But there’s more. According to Faaij, closing the brand new coal-fired stations - which are flexible to complement renewable capacity and are suited for high shares of biomass co-firing - will put the development of the bio-based economy on hold. ”Only with high volumes of biomass, stable markets and optimizing supply chains we can lower biomass costs over time’, he continues. ”This learning curve is essential for the bio-based economy: biomass can be refined to extract valuable sugars or ethanol while lower grade fractions for co-firing will reduce the costs for energy generation considerably. Although I do agree that burning coal as such is disastrous for the climate, when biomass co-firing is applied in combination with CCS it can also act as leverage for the bio-based economy and the necessary CCS infrastructure we both need during this century. Once these power stations have closed down, this biomass can be used for advanced bio refining and CCS to achieve zero or negative CO2 emissions. In that way, coal-fired power stations can be used as a start for essential transitions in the energy system towards a low-carbon economy.”

Towards a regional energy hub

According to Corné Boot, manager Public and Regulatory Affairs at E.ON Benelux, the new MPP3 plant not only is a state of the art technology. It also functions as a regional energy hub for the whole Rijnmond (Rotterdam, Leiden and The Hague) area as well. Boot: “Within the EU, the Netherlands has the most strict emission standards. The MPP3's environmental performance is better than any other coal-fired plant in the EU, just as its fuel efficiency. Whereas 40% is average, MPP3 is generating at approximately 47%.”
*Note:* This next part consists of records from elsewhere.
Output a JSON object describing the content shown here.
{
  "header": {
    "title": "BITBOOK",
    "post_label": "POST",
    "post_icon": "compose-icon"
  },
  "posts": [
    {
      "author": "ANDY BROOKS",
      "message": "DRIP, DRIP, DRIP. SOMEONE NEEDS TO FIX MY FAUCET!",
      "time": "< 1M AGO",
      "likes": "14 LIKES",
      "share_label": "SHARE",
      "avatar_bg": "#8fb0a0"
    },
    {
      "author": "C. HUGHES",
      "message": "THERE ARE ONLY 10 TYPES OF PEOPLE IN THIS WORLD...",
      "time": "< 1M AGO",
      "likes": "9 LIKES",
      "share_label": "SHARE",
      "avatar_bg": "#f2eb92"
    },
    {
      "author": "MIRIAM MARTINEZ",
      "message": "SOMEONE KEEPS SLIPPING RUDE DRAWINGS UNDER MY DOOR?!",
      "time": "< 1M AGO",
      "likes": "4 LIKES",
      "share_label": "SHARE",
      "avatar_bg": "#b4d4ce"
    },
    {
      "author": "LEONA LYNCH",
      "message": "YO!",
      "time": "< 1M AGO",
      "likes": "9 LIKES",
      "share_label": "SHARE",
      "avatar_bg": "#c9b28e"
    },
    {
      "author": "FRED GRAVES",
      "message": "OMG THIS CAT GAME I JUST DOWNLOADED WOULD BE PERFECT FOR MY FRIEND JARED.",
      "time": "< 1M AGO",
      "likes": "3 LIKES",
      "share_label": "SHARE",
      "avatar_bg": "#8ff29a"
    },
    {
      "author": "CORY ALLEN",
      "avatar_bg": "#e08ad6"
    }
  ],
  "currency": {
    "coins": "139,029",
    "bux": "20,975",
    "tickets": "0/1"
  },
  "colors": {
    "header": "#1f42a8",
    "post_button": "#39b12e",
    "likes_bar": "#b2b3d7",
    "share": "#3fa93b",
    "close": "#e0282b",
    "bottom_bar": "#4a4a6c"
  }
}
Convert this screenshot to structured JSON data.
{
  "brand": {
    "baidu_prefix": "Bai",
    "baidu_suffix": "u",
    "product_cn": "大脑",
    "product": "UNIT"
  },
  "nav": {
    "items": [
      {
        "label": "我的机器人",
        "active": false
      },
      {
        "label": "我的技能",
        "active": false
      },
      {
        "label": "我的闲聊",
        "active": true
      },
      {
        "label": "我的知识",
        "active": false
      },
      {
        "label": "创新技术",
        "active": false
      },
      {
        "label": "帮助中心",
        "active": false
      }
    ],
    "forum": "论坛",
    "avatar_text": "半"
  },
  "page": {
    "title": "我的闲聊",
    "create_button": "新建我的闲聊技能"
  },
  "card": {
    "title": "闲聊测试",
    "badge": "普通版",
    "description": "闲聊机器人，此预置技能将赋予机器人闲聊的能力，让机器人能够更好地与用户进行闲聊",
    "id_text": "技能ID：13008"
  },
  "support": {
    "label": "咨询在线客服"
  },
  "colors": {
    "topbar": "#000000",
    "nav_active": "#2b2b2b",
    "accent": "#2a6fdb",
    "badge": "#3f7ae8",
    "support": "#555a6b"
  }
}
Though Boot admits its CO2 emissions are almost twice as high as gas-fired power stations, E.ON believes the environmental footprint of MPP3 will come on a par with gas-powered plants in the long run while keeping the costs substantially lower and its performance flexible. “As a regional energy hub MPP3 will generate all kinds of products and energy flows”, he says. “Excess thermal energy may go to residential quarters in The Hague, Rotterdam and to greenhouse horticulture near by. Using natural gas for heating is expensive nowadays. Moreover, greenhouses can also use our CO2 emissions to stimulate plant growth. Other industrial processes already buy steam, demi-water and gasses. And the chemical sector can use, amongst others, fly ash for cement and gypsum for plasterboards as a by-product of hard coal. Biomass incineration, to conclude with, is also a push for the development of more advanced bio-refineries, otherwise some parts of the chemical sector might move abroad. Instead of losing innovative industrial activity, we may even export parts of this state of the art technology to BRIC countries, not in the least CCS.”

Image: MPP3. Source: E.ON.